(Dataset rows for apps and sites)
--
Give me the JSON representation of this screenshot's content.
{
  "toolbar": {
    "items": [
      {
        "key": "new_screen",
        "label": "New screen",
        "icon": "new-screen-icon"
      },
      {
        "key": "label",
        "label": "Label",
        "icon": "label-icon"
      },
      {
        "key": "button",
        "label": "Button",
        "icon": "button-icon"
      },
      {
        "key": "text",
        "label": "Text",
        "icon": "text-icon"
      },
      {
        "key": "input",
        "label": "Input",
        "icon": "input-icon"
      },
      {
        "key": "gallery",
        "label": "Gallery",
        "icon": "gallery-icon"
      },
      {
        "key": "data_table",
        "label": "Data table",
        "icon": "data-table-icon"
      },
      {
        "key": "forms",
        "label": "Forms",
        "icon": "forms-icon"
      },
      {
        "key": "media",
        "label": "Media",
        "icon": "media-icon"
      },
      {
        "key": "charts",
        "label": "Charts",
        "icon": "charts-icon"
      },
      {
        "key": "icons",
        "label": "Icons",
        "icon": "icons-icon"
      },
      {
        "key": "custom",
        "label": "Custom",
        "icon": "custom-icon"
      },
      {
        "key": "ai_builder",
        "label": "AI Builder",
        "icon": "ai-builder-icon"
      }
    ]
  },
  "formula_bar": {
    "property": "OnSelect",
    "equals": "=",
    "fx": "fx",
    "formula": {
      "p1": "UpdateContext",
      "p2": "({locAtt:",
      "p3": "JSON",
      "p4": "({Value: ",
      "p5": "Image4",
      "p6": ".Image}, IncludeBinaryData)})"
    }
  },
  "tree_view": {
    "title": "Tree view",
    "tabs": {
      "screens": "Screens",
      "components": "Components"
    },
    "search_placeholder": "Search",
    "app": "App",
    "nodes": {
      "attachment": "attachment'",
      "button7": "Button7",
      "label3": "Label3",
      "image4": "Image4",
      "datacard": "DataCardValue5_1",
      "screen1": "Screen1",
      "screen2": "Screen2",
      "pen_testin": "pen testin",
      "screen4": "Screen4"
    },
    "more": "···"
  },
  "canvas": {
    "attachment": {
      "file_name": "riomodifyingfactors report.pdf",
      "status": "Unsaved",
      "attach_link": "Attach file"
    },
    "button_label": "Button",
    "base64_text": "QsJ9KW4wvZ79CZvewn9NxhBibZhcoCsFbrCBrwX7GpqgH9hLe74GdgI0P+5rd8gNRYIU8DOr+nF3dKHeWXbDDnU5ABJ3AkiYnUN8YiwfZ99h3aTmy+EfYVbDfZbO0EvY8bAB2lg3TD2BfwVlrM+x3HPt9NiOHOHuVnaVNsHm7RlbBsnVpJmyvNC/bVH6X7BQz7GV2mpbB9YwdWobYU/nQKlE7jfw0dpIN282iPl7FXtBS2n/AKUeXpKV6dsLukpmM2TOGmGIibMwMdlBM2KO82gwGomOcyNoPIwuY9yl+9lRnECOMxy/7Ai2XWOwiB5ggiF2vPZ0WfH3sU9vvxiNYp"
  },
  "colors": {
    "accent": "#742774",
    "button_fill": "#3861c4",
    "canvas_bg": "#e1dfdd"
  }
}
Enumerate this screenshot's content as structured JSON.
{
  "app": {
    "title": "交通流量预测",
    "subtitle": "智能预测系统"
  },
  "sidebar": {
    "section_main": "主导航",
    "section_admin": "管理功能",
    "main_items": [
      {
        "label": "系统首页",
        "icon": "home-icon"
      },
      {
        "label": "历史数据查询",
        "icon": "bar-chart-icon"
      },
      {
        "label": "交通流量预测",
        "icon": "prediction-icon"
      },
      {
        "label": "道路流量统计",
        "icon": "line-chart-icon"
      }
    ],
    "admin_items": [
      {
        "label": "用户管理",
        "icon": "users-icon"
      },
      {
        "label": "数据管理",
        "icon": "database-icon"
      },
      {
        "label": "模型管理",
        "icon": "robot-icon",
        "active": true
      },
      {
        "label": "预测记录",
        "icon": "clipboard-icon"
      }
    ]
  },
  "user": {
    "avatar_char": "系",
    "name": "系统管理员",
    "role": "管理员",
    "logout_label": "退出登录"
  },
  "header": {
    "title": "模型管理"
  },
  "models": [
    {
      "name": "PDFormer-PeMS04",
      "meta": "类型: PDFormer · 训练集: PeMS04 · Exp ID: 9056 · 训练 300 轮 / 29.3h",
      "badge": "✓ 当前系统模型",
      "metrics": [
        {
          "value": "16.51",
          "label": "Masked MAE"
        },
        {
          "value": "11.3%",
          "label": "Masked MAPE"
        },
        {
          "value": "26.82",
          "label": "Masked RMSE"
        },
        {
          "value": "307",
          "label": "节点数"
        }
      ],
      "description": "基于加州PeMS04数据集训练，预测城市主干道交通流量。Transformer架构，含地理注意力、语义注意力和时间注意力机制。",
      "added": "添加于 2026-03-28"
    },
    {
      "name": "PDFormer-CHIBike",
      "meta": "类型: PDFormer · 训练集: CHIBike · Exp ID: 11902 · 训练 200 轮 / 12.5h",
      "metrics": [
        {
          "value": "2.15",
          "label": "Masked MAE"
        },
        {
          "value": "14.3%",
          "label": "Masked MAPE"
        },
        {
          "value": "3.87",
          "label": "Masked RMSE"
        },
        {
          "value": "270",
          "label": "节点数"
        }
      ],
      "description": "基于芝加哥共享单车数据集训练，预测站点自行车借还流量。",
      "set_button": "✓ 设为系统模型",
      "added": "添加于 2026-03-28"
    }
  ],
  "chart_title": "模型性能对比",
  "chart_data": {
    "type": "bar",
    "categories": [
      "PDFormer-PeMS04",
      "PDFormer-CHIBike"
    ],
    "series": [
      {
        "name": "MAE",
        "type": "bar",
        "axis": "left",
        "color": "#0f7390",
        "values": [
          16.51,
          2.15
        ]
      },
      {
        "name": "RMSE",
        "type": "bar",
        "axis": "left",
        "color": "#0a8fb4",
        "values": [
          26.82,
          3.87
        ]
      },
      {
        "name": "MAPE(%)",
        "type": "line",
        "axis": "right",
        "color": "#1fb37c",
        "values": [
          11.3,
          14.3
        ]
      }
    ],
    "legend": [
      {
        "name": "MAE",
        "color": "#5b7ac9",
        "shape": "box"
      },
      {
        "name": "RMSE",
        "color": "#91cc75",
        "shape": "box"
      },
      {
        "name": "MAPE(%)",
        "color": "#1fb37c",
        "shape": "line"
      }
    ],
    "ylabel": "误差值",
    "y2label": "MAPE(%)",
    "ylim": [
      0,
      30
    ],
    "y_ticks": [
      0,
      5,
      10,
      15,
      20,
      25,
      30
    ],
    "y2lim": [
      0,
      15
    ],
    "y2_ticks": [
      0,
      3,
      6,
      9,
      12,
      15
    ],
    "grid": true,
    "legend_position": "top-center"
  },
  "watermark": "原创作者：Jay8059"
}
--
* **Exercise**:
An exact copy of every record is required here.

* **Response to the exercise**:
Give me the JSON representation of this screenshot's content.
{
  "toolbar": {
    "items": [
      {
        "key": "new_screen",
        "label": "New screen",
        "icon": "new-screen-icon"
      },
      {
        "key": "label",
        "label": "Label",
        "icon": "label-icon"
      },
      {
        "key": "button",
        "label": "Button",
        "icon": "button-icon"
      },
      {
        "key": "text",
        "label": "Text",
        "icon": "text-icon"
      },
      {
        "key": "input",
        "label": "Input",
        "icon": "input-icon"
      },
      {
        "key": "gallery",
        "label": "Gallery",
        "icon": "gallery-icon"
      },
      {
        "key": "data_table",
        "label": "Data table",
        "icon": "data-table-icon"
      },
      {
        "key": "forms",
        "label": "Forms",
        "icon": "forms-icon"
      },
      {
        "key": "media",
        "label": "Media",
        "icon": "media-icon"
      },
      {
        "key": "charts",
        "label": "Charts",
        "icon": "charts-icon"
      },
      {
        "key": "icons",
        "label": "Icons",
        "icon": "icons-icon"
      },
      {
        "key": "custom",
        "label": "Custom",
        "icon": "custom-icon"
      },
      {
        "key": "ai_builder",
        "label": "AI Builder",
        "icon": "ai-builder-icon"
      }
    ]
  },
  "formula_bar": {
    "property": "OnSelect",
    "equals": "=",
    "fx": "fx",
    "formula": {
      "p1": "UpdateContext",
      "p2": "({locAtt:",
      "p3": "JSON",
      "p4": "({Value: ",
      "p5": "Image4",
      "p6": ".Image}, IncludeBinaryData)})"
    }
  },
  "tree_view": {
    "title": "Tree view",
    "tabs": {
      "screens": "Screens",
      "components": "Components"
    },
    "search_placeholder": "Search",
    "app": "App",
    "nodes": {
      "attachment": "attachment'",
      "button7": "Button7",
      "label3": "Label3",
      "image4": "Image4",
      "datacard": "DataCardValue5_1",
      "screen1": "Screen1",
      "screen2": "Screen2",
      "pen_testin": "pen testin",
      "screen4": "Screen4"
    },
    "more": "···"
  },
  "canvas": {
    "attachment": {
      "file_name": "riomodifyingfactors report.pdf",
      "status": "Unsaved",
      "attach_link": "Attach file"
    },
    "button_label": "Button",
    "base64_text": "QsJ9KW4wvZ79CZvewn9NxhBibZhcoCsFbrCBrwX7GpqgH9hLe74GdgI0P+5rd8gNRYIU8DOr+nF3dKHeWXbDDnU5ABJ3AkiYnUN8YiwfZ99h3aTmy+EfYVbDfZbO0EvY8bAB2lg3TD2BfwVlrM+x3HPt9NiOHOHuVnaVNsHm7RlbBsnVpJmyvNC/bVH6X7BQz7GV2mpbB9YwdWobYU/nQKlE7jfw0dpIN282iPl7FXtBS2n/AKUeXpKV6dsLukpmM2TOGmGIibMwMdlBM2KO82gwGomOcyNoPIwuY9yl+9lRnECOMxy/7Ai2XWOwiB5ggiF2vPZ0WfH3sU9vvxiNYp"
  },
  "colors": {
    "accent": "#742774",
    "button_fill": "#3861c4",
    "canvas_bg": "#e1dfdd"
  }
}
Enumerate this screenshot's content as structured JSON.
{
  "app": {
    "title": "交通流量预测",
    "subtitle": "智能预测系统"
  },
  "sidebar": {
    "section_main": "主导航",
    "section_admin": "管理功能",
    "main_items": [
      {
        "label": "系统首页",
        "icon": "home-icon"
      },
      {
        "label": "历史数据查询",
        "icon": "bar-chart-icon"
      },
      {
        "label": "交通流量预测",
        "icon": "prediction-icon"
      },
      {
        "label": "道路流量统计",
        "icon": "line-chart-icon"
      }
    ],
    "admin_items": [
      {
        "label": "用户管理",
        "icon": "users-icon"
      },
      {
        "label": "数据管理",
        "icon": "database-icon"
      },
      {
        "label": "模型管理",
        "icon": "robot-icon",
        "active": true
      },
      {
        "label": "预测记录",
        "icon": "clipboard-icon"
      }
    ]
  },
  "user": {
    "avatar_char": "系",
    "name": "系统管理员",
    "role": "管理员",
    "logout_label": "退出登录"
  },
  "header": {
    "title": "模型管理"
  },
  "models": [
    {
      "name": "PDFormer-PeMS04",
      "meta": "类型: PDFormer · 训练集: PeMS04 · Exp ID: 9056 · 训练 300 轮 / 29.3h",
      "badge": "✓ 当前系统模型",
      "metrics": [
        {
          "value": "16.51",
          "label": "Masked MAE"
        },
        {
          "value": "11.3%",
          "label": "Masked MAPE"
        },
        {
          "value": "26.82",
          "label": "Masked RMSE"
        },
        {
          "value": "307",
          "label": "节点数"
        }
      ],
      "description": "基于加州PeMS04数据集训练，预测城市主干道交通流量。Transformer架构，含地理注意力、语义注意力和时间注意力机制。",
      "added": "添加于 2026-03-28"
    },
    {
      "name": "PDFormer-CHIBike",
      "meta": "类型: PDFormer · 训练集: CHIBike · Exp ID: 11902 · 训练 200 轮 / 12.5h",
      "metrics": [
        {
          "value": "2.15",
          "label": "Masked MAE"
        },
        {
          "value": "14.3%",
          "label": "Masked MAPE"
        },
        {
          "value": "3.87",
          "label": "Masked RMSE"
        },
        {
          "value": "270",
          "label": "节点数"
        }
      ],
      "description": "基于芝加哥共享单车数据集训练，预测站点自行车借还流量。",
      "set_button": "✓ 设为系统模型",
      "added": "添加于 2026-03-28"
    }
  ],
  "chart_title": "模型性能对比",
  "chart_data": {
    "type": "bar",
    "categories": [
      "PDFormer-PeMS04",
      "PDFormer-CHIBike"
    ],
    "series": [
      {
        "name": "MAE",
        "type": "bar",
        "axis": "left",
        "color": "#0f7390",
        "values": [
          16.51,
          2.15
        ]
      },
      {
        "name": "RMSE",
        "type": "bar",
        "axis": "left",
        "color": "#0a8fb4",
        "values": [
          26.82,
          3.87
        ]
      },
      {
        "name": "MAPE(%)",
        "type": "line",
        "axis": "right",
        "color": "#1fb37c",
        "values": [
          11.3,
          14.3
        ]
      }
    ],
    "legend": [
      {
        "name": "MAE",
        "color": "#5b7ac9",
        "shape": "box"
      },
      {
        "name": "RMSE",
        "color": "#91cc75",
        "shape": "box"
      },
      {
        "name": "MAPE(%)",
        "color": "#1fb37c",
        "shape": "line"
      }
    ],
    "ylabel": "误差值",
    "y2label": "MAPE(%)",
    "ylim": [
      0,
      30
    ],
    "y_ticks": [
      0,
      5,
      10,
      15,
      20,
      25,
      30
    ],
    "y2lim": [
      0,
      15
    ],
    "y2_ticks": [
      0,
      3,
      6,
      9,
      12,
      15
    ],
    "grid": true,
    "legend_position": "top-center"
  },
  "watermark": "原创作者：Jay8059"
}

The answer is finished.